_EXERCISE OBJECTIVE_: Pick out every line of the entries below where "username" occurs, and copy those lines.

(Page and application data records)
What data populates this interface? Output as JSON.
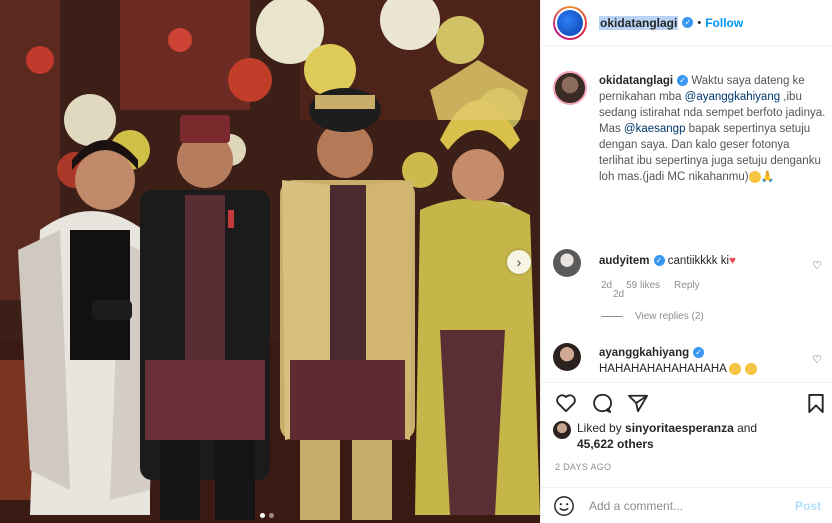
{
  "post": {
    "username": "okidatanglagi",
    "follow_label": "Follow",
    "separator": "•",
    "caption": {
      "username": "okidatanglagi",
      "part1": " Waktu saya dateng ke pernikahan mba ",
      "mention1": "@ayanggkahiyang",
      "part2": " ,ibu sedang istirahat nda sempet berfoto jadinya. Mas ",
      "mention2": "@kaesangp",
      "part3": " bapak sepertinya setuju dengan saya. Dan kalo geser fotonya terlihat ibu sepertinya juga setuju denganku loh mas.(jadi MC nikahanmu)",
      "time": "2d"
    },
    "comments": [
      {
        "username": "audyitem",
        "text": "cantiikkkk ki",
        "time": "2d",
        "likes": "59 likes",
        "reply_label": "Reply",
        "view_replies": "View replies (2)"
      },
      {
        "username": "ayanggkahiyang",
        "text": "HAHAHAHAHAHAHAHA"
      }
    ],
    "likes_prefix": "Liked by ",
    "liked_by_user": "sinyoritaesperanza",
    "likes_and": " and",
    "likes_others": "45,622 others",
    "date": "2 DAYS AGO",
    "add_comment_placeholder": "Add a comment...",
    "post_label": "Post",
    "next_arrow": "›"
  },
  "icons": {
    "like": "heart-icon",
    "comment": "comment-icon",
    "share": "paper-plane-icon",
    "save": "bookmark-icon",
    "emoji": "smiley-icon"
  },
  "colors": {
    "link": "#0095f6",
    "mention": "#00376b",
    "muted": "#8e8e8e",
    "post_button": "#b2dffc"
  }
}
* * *
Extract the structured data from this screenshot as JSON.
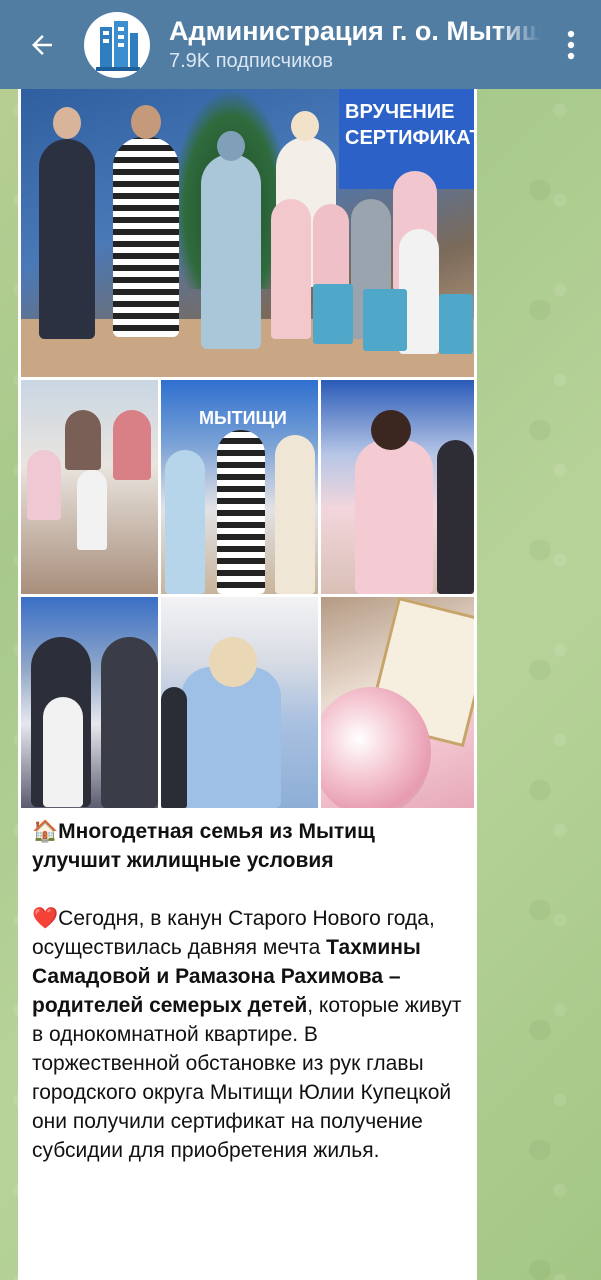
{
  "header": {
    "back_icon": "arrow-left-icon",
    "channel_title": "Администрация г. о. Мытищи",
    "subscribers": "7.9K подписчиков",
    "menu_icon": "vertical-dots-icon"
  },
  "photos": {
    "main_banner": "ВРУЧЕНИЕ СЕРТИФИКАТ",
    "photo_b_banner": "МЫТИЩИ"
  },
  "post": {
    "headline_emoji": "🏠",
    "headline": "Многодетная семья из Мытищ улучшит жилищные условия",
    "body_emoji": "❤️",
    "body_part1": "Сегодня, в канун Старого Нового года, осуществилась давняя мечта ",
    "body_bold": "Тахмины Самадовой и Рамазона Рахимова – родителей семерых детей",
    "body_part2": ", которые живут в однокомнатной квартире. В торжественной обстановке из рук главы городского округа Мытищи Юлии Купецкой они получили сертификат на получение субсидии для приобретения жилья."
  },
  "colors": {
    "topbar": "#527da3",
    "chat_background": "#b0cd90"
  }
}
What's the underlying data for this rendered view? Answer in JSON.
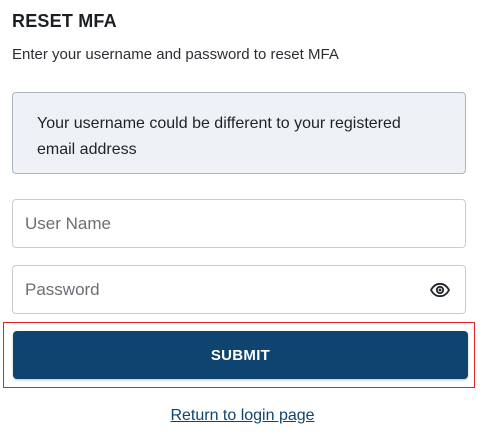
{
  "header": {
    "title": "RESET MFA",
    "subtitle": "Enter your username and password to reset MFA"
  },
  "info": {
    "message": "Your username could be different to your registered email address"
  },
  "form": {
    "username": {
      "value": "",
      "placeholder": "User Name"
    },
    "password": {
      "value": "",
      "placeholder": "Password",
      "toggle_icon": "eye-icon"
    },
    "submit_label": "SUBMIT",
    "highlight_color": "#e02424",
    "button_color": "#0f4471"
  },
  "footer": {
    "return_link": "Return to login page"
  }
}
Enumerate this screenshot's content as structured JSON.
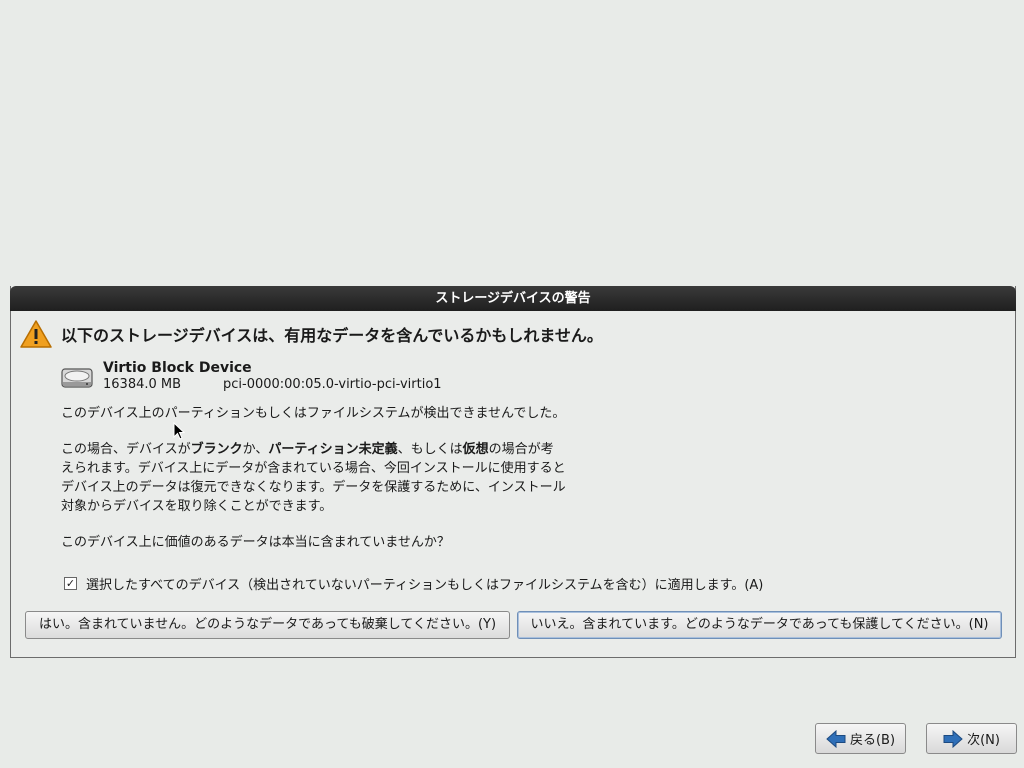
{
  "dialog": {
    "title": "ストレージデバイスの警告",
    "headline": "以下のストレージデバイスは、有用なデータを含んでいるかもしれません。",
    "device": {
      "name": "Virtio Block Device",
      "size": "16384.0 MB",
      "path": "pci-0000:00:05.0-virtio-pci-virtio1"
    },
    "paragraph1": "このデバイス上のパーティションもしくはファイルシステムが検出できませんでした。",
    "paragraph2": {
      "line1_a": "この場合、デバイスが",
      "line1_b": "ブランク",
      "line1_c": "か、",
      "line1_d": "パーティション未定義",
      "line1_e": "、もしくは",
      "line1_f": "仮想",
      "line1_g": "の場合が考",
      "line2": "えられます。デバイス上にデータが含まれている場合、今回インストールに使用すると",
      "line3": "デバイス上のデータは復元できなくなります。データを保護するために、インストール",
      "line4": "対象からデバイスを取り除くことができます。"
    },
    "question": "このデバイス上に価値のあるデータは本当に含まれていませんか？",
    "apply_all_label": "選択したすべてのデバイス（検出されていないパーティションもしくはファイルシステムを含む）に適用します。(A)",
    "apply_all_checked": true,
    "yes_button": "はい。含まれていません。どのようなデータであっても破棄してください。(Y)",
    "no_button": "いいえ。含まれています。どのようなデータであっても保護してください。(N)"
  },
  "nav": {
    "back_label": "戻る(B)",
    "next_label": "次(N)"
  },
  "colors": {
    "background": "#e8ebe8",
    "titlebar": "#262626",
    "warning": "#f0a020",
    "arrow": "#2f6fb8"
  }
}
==
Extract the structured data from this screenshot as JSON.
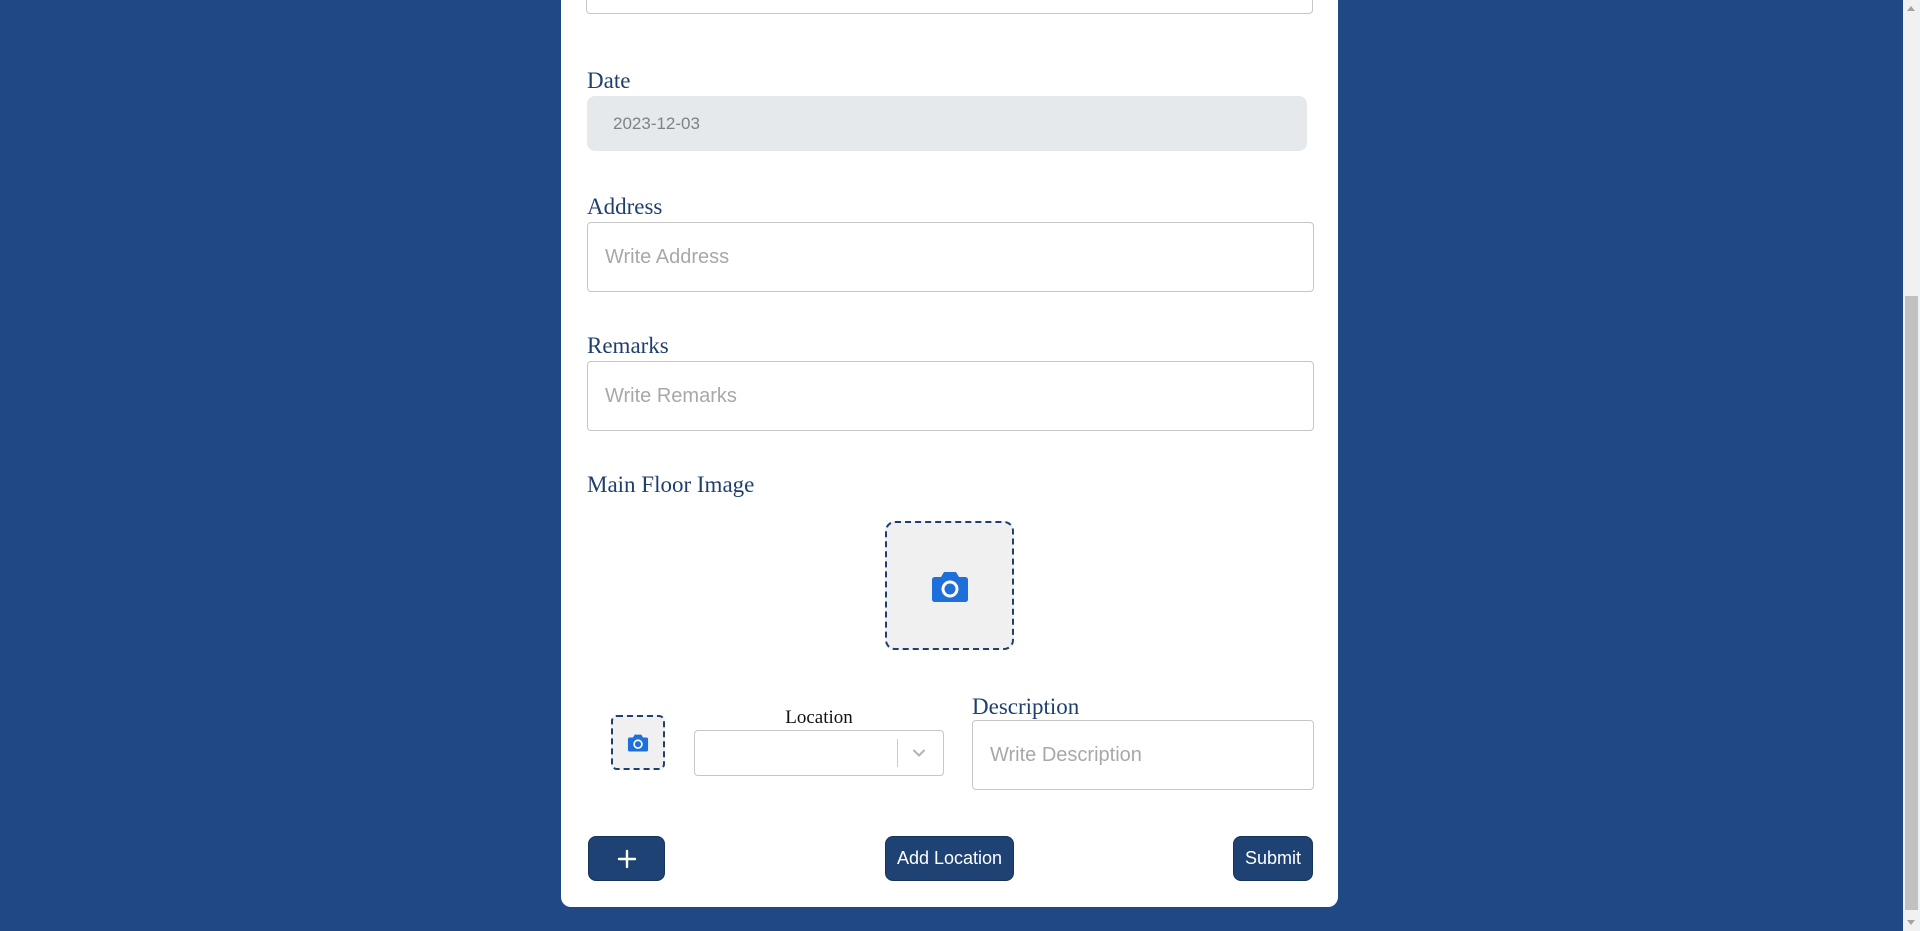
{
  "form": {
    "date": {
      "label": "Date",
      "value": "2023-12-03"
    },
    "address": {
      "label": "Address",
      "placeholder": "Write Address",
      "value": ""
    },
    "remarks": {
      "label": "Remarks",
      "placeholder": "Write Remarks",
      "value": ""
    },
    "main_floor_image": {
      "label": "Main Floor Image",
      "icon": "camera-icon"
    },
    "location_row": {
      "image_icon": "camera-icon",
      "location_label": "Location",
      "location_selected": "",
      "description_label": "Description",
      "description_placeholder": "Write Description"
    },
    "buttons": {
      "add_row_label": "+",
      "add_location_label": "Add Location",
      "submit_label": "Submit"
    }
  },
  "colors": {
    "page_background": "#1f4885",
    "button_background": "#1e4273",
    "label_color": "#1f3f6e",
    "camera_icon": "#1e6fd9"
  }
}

_YOUR RESPONSE_:
    "username": "okidatanglagi",
      "username": "okidatanglagi",
        "username": "audyitem",
        "username": "ayanggkahiyang",
    "subtitle": "Enter your username and password to reset MFA"
    "message": "Your username could be different to your registered email address"
    "username": {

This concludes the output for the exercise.